- _Task objective_: Filter the listing below down to the lines with the word "this" and copy those.

- _Source records_:
=== Begin Enclosure ===
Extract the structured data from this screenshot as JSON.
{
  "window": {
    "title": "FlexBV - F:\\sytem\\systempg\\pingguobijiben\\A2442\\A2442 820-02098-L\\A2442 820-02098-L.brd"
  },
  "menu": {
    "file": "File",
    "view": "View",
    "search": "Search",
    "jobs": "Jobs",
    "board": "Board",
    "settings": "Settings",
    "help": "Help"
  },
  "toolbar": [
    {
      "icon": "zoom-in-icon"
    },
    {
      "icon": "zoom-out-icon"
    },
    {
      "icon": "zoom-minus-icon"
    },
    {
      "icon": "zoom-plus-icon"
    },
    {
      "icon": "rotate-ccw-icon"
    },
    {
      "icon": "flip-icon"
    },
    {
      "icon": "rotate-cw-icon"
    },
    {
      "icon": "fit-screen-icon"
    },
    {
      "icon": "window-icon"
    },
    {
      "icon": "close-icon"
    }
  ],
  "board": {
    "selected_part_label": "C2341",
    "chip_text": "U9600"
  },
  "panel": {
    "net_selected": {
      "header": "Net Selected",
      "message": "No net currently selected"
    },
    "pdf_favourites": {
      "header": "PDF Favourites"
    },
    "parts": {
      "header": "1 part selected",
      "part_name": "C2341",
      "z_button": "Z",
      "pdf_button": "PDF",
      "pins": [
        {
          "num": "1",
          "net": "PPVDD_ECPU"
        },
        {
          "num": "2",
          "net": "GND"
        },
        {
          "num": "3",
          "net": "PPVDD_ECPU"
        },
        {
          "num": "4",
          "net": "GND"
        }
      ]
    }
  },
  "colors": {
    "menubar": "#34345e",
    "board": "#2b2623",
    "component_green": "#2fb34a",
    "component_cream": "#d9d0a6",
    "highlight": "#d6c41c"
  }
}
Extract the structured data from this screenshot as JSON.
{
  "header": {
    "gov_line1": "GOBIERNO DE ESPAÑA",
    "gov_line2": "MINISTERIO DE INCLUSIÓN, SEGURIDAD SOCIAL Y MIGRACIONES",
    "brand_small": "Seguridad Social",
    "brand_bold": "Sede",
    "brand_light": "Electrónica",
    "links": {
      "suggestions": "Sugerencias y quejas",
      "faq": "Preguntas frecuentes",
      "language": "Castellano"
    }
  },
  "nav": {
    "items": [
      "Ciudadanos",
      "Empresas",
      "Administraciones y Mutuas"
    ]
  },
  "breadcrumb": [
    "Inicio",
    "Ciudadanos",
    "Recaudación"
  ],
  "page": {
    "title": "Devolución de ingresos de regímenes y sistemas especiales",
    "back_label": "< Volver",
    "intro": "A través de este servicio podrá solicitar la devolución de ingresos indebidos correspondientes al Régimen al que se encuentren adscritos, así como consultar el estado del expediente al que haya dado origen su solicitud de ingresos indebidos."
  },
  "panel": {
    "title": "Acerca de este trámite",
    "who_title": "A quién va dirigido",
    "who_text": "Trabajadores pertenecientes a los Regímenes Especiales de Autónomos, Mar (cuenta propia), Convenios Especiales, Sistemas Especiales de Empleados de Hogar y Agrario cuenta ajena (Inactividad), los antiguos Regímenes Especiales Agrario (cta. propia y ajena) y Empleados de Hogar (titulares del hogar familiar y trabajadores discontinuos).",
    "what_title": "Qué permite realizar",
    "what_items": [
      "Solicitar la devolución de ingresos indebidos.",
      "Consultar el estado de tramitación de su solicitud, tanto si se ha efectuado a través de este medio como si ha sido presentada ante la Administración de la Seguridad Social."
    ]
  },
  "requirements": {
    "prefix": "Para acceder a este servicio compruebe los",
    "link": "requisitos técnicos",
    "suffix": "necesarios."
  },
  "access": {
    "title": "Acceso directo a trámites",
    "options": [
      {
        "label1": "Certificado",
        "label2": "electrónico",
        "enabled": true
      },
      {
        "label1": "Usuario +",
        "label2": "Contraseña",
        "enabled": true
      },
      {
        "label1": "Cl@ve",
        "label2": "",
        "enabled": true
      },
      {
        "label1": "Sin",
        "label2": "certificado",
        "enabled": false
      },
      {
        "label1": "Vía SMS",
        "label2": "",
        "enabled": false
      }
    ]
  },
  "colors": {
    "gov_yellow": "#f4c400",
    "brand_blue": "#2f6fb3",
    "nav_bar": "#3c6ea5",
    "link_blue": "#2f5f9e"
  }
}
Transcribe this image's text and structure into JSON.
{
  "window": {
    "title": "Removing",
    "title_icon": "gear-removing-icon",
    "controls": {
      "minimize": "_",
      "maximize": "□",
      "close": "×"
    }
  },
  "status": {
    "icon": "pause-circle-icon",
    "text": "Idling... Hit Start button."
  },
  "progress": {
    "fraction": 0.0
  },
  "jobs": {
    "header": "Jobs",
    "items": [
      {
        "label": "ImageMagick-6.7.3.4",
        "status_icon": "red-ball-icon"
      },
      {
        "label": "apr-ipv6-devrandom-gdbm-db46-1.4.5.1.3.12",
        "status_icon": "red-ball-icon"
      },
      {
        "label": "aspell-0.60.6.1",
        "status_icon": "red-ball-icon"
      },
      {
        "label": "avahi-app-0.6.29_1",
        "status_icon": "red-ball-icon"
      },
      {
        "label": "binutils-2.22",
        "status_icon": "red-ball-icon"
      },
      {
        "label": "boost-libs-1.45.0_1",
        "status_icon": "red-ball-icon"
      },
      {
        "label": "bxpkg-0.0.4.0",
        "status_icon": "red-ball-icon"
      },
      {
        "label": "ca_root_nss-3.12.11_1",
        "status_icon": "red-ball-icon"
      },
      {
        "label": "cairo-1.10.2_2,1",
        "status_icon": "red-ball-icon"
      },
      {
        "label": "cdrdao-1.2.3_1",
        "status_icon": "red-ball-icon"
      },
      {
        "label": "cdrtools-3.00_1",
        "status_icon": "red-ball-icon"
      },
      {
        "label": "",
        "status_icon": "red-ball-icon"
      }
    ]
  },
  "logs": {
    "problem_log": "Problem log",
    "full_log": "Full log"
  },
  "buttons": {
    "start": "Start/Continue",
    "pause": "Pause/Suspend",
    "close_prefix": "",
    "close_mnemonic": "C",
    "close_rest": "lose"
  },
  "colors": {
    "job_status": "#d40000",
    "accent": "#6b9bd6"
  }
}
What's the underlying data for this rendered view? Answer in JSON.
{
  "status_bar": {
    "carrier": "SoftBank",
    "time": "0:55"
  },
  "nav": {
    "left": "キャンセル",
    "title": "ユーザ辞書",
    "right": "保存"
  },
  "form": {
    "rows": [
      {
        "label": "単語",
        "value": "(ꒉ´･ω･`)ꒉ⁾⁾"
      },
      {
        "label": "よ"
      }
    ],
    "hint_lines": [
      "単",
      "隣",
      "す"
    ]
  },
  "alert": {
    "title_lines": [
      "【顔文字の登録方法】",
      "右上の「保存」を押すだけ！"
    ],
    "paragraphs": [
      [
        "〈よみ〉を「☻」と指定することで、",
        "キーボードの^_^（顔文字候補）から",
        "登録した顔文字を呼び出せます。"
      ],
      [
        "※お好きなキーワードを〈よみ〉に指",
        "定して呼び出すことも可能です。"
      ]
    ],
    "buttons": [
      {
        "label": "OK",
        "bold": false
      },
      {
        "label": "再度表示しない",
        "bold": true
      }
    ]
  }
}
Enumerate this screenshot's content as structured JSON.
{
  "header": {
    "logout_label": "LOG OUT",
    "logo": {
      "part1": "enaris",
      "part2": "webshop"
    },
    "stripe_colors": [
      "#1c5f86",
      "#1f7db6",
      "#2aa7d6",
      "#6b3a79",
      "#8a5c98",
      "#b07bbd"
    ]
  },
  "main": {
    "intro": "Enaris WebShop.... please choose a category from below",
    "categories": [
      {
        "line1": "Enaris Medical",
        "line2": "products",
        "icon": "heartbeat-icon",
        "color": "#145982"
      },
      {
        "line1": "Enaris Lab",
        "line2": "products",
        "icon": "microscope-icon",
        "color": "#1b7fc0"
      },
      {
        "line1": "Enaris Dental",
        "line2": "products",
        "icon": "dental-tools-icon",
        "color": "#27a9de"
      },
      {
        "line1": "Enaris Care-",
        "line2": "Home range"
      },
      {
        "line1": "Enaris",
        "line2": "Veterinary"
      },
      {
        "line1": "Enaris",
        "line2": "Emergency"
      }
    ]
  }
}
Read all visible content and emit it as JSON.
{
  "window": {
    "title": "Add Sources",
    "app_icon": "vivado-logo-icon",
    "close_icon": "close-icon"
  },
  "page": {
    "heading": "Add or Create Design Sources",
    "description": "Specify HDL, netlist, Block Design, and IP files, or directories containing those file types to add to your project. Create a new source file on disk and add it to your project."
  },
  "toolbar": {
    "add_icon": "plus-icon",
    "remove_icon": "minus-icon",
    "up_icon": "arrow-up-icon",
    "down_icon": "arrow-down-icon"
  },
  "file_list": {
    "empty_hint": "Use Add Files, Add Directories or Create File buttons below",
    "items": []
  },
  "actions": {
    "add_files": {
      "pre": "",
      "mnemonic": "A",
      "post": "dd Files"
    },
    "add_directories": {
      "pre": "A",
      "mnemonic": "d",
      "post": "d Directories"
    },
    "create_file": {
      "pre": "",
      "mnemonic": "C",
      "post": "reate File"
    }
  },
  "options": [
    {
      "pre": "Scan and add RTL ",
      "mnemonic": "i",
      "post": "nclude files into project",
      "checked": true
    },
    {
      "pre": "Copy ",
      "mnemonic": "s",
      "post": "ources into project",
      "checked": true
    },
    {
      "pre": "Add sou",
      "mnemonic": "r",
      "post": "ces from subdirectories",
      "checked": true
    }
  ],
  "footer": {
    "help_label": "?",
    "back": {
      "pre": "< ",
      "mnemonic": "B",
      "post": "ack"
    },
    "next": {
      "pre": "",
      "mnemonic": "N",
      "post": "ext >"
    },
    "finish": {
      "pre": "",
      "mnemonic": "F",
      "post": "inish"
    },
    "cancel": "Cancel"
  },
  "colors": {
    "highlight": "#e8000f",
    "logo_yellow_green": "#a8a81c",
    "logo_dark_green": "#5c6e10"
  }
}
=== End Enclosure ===
- _Response_:
Extract the structured data from this screenshot as JSON.
Extract the structured data from this screenshot as JSON.
Transcribe this image's text and structure into JSON.
What's the underlying data for this rendered view? Answer in JSON.
Enumerate this screenshot's content as structured JSON.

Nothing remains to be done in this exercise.